  4. Improving relevant policies and advocacy for Deaf education – stakeholders identified areas where they will work with agencies such as the Ministry of Education, NaCCA and GES to ensure that curriculum and assessment methods take account of the needs of Deaf learners, including the introduction of a Ghanaian Sign Language curriculum; ensuring that more teachers are proficient in Ghanaian Sign Language (GSL) and enabling Deaf learners to benefit from both academic and technical education.

GES has pledged to allocate GHS 350,000 to Mampong School for the Deaf to support implementation of the Curriculum Readiness Plan. The school community came together to collectively agree on how this funding is to be allocated across the various objectives and activities in the plan.

Sharing her experience, the Queen Mother of Mampong expressed her delight at the prospect of the school receiving such assistance from GES. She noted that her long-term commitment to the school made this support particularly meaningful: “this support from GES is huge and I am happy because it will make a significant change. While the school still has further needs, this support is a big step. I am delighted to see the positive impact it will have on the school community. Everyone, including the learners share in this happiness, knowing that brighter days lie ahead for Mampong School for the Deaf.”  Nana Akua Perbea, Queen Mother of Mampong.

The Queen Mother, Nana Akua Perbea (second from left) in a group photo with management of Mampong School for the Deaf

Mr. Erasmus Ayikwei, Assistant Headteacher Academic, described the entire stakeholder engagement process as an “eye-opener” leading the school to develop their own collective solutions to improve learning. He reassured stakeholders of management’s commitment to using the funds for their intended purpose.

The stakeholder engagement was the first of its kind organized in the school. It was an eye-opener, educative, and exciting to have all stakeholders engage themselves, resulting in crafting out a home-made strategic plan for implementation in the school. We are grateful to all stakeholders… contributions toward the crafting of the strategic plan were valuable and indispensable. Management wishes to assure all stakeholders that funds released to the school for the purpose of implementing the Strategic Plan would be strictly channeled to such a purpose.”

Master Anthony Ayandoo is the Boys School Prefect at Mampong School for the Deaf. He described the process as “good and in the right direction” and hopes that the plan will lead to significant improvements of the school, focusing on those issues which are a real priority for the students.

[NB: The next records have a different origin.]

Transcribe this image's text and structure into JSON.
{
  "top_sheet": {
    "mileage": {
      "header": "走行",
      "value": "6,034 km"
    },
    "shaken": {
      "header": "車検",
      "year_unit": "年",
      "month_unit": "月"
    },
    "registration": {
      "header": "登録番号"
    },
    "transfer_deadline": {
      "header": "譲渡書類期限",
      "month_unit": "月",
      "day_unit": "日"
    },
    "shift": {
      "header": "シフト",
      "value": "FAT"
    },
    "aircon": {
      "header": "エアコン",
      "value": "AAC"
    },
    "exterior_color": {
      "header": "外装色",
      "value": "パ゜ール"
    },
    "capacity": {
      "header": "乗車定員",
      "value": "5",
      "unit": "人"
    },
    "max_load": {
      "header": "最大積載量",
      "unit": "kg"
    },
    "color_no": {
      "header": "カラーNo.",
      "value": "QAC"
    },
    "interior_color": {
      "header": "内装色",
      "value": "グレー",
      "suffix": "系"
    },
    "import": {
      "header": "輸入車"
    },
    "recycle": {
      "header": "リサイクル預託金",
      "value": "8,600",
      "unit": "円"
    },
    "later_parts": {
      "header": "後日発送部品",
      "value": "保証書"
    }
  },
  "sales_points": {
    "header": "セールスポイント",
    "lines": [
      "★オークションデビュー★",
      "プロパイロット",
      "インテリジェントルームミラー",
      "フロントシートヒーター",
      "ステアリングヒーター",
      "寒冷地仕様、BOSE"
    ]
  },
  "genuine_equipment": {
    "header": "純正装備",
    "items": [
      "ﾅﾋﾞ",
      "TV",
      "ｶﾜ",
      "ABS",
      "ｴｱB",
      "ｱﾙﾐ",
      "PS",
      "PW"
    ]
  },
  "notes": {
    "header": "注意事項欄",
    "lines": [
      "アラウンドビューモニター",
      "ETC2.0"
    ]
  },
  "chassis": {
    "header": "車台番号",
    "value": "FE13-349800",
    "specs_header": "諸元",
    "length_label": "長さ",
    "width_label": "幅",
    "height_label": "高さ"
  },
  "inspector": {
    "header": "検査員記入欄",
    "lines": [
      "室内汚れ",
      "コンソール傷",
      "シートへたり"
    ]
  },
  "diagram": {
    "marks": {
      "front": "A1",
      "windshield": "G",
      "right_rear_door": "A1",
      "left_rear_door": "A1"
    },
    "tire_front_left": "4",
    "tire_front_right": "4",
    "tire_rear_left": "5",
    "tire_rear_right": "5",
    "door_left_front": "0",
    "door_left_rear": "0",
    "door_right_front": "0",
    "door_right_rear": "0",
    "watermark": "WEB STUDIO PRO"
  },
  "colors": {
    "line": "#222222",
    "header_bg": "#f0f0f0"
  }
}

GES and T-TEL are grateful to their partners the Mastercard Foundation for enabling Mampong School for the Deaf to develop and implement this plan with resources provided through the Leader in Teaching (LiT) programme.

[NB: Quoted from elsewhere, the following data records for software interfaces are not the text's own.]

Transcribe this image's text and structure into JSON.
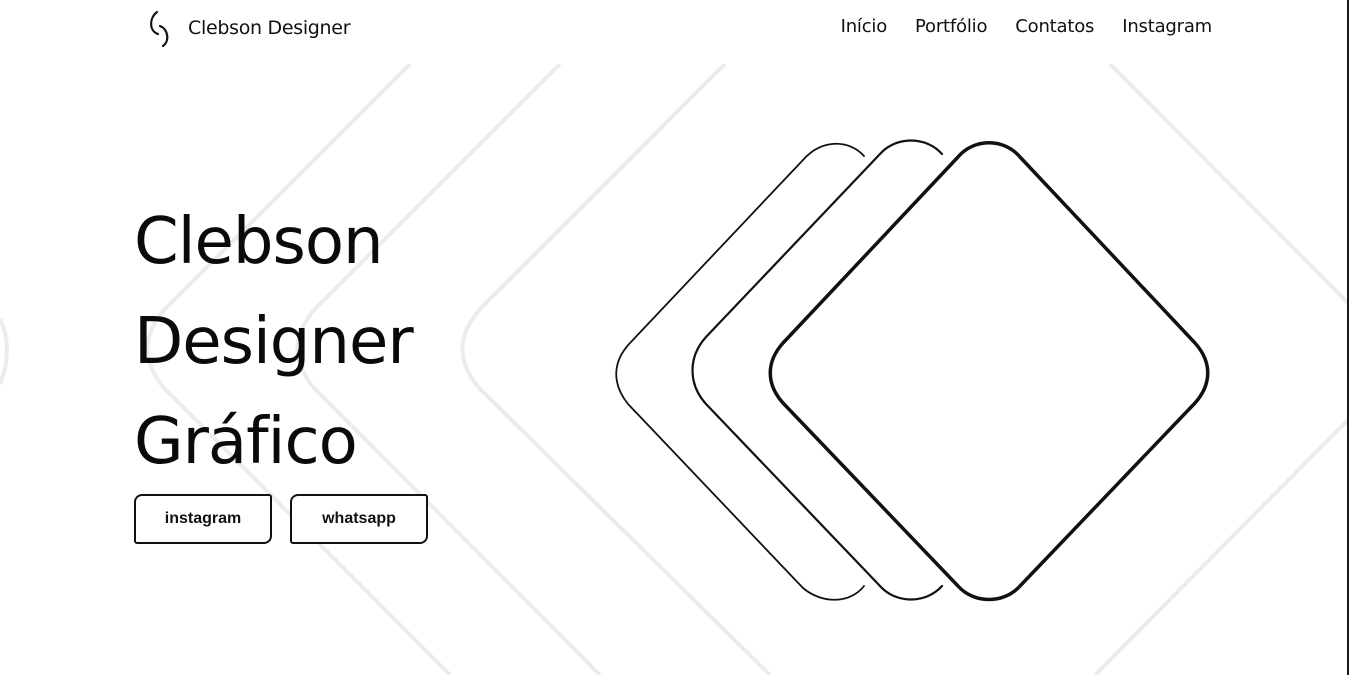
{
  "brand": {
    "name": "Clebson Designer",
    "logo_icon": "crescent-logo-icon"
  },
  "nav": {
    "items": [
      "Início",
      "Portfólio",
      "Contatos",
      "Instagram"
    ]
  },
  "hero": {
    "title_lines": [
      "Clebson",
      "Designer",
      "Gráfico"
    ],
    "buttons": {
      "instagram": "instagram",
      "whatsapp": "whatsapp"
    },
    "art_icon": "layered-rounded-diamonds-icon"
  },
  "colors": {
    "background": "#ffffff",
    "text": "#111111",
    "background_lines": "#ececec"
  }
}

Pictures from the 3-day planning session can be viewed here:

Group photo after the three-day stakeholder engagement session

About Mampong School for the Deaf
Mampong School for the Deaf is the only dedicated Senior High Technical School (SHTS) for the Deaf in Ghana. It was established in1975. The first headteacher of the school was Mr. Joseph Essel. The school initially enrolled 28 students, comprising 15 males and 13 females, with a supporting staff of ten. The school is situated in Mampong within the Akuapem North Municipality of the Eastern Region of Ghana along the Madina-Koforidua Road.

Unlike other SHTSs which run a three-year programme, Mampong School for the Deaf offers a four-year curriculum, with the first year dedicated to language literacy preparation. Instruction at the school is conducted primarily in Ghanaian Sign Language (GSL) with four main programs offered: General Arts, Visual Art, Home Economics, and Technical.

The school currently has 661 students comprising 460 males and 201 females, supported by 98 staff members. The school employs 13 Deaf teachers, many of whom are alumni of the school.